Start of Records for processing

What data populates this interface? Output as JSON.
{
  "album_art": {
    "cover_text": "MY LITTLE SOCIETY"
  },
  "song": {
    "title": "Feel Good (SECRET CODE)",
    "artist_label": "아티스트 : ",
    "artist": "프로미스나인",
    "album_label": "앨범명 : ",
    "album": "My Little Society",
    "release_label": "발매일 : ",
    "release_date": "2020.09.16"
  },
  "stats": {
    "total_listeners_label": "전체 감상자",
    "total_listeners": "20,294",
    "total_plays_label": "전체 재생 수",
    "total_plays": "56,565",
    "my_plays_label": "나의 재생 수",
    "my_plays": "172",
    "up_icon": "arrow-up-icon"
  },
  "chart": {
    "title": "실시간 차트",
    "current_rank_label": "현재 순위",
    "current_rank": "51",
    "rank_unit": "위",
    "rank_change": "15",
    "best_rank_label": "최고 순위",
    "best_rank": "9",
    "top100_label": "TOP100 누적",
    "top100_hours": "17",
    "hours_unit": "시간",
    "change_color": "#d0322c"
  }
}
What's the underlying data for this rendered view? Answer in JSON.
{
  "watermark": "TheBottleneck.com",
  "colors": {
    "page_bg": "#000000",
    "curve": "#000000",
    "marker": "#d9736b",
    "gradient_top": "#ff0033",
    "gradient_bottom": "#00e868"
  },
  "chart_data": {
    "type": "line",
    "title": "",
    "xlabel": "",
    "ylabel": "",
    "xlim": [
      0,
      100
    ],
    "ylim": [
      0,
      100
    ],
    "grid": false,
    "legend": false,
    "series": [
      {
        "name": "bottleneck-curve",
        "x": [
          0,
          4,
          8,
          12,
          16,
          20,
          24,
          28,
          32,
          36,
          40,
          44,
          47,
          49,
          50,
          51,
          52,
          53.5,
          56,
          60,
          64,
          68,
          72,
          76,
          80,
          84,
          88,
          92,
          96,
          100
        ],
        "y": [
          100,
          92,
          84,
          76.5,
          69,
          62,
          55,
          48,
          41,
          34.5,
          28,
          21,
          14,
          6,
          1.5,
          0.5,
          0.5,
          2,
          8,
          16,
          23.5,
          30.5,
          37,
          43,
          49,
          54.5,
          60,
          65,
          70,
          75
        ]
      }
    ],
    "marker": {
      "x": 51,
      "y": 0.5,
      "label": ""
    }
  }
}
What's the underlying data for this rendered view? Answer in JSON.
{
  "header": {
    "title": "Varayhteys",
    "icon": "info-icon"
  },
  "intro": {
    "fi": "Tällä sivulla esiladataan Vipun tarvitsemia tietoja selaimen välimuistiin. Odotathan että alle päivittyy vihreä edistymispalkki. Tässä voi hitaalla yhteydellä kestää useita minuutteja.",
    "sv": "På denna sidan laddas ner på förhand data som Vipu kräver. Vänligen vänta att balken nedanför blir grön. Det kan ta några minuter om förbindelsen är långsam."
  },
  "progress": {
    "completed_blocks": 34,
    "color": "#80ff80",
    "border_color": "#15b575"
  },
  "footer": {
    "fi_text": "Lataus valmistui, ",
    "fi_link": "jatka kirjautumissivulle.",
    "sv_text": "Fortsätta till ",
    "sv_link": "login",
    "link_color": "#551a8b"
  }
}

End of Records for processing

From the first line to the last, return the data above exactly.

What data populates this interface? Output as JSON.
{
  "album_art": {
    "cover_text": "MY LITTLE SOCIETY"
  },
  "song": {
    "title": "Feel Good (SECRET CODE)",
    "artist_label": "아티스트 : ",
    "artist": "프로미스나인",
    "album_label": "앨범명 : ",
    "album": "My Little Society",
    "release_label": "발매일 : ",
    "release_date": "2020.09.16"
  },
  "stats": {
    "total_listeners_label": "전체 감상자",
    "total_listeners": "20,294",
    "total_plays_label": "전체 재생 수",
    "total_plays": "56,565",
    "my_plays_label": "나의 재생 수",
    "my_plays": "172",
    "up_icon": "arrow-up-icon"
  },
  "chart": {
    "title": "실시간 차트",
    "current_rank_label": "현재 순위",
    "current_rank": "51",
    "rank_unit": "위",
    "rank_change": "15",
    "best_rank_label": "최고 순위",
    "best_rank": "9",
    "top100_label": "TOP100 누적",
    "top100_hours": "17",
    "hours_unit": "시간",
    "change_color": "#d0322c"
  }
}
What's the underlying data for this rendered view? Answer in JSON.
{
  "watermark": "TheBottleneck.com",
  "colors": {
    "page_bg": "#000000",
    "curve": "#000000",
    "marker": "#d9736b",
    "gradient_top": "#ff0033",
    "gradient_bottom": "#00e868"
  },
  "chart_data": {
    "type": "line",
    "title": "",
    "xlabel": "",
    "ylabel": "",
    "xlim": [
      0,
      100
    ],
    "ylim": [
      0,
      100
    ],
    "grid": false,
    "legend": false,
    "series": [
      {
        "name": "bottleneck-curve",
        "x": [
          0,
          4,
          8,
          12,
          16,
          20,
          24,
          28,
          32,
          36,
          40,
          44,
          47,
          49,
          50,
          51,
          52,
          53.5,
          56,
          60,
          64,
          68,
          72,
          76,
          80,
          84,
          88,
          92,
          96,
          100
        ],
        "y": [
          100,
          92,
          84,
          76.5,
          69,
          62,
          55,
          48,
          41,
          34.5,
          28,
          21,
          14,
          6,
          1.5,
          0.5,
          0.5,
          2,
          8,
          16,
          23.5,
          30.5,
          37,
          43,
          49,
          54.5,
          60,
          65,
          70,
          75
        ]
      }
    ],
    "marker": {
      "x": 51,
      "y": 0.5,
      "label": ""
    }
  }
}
What's the underlying data for this rendered view? Answer in JSON.
{
  "header": {
    "title": "Varayhteys",
    "icon": "info-icon"
  },
  "intro": {
    "fi": "Tällä sivulla esiladataan Vipun tarvitsemia tietoja selaimen välimuistiin. Odotathan että alle päivittyy vihreä edistymispalkki. Tässä voi hitaalla yhteydellä kestää useita minuutteja.",
    "sv": "På denna sidan laddas ner på förhand data som Vipu kräver. Vänligen vänta att balken nedanför blir grön. Det kan ta några minuter om förbindelsen är långsam."
  },
  "progress": {
    "completed_blocks": 34,
    "color": "#80ff80",
    "border_color": "#15b575"
  },
  "footer": {
    "fi_text": "Lataus valmistui, ",
    "fi_link": "jatka kirjautumissivulle.",
    "sv_text": "Fortsätta till ",
    "sv_link": "login",
    "link_color": "#551a8b"
  }
}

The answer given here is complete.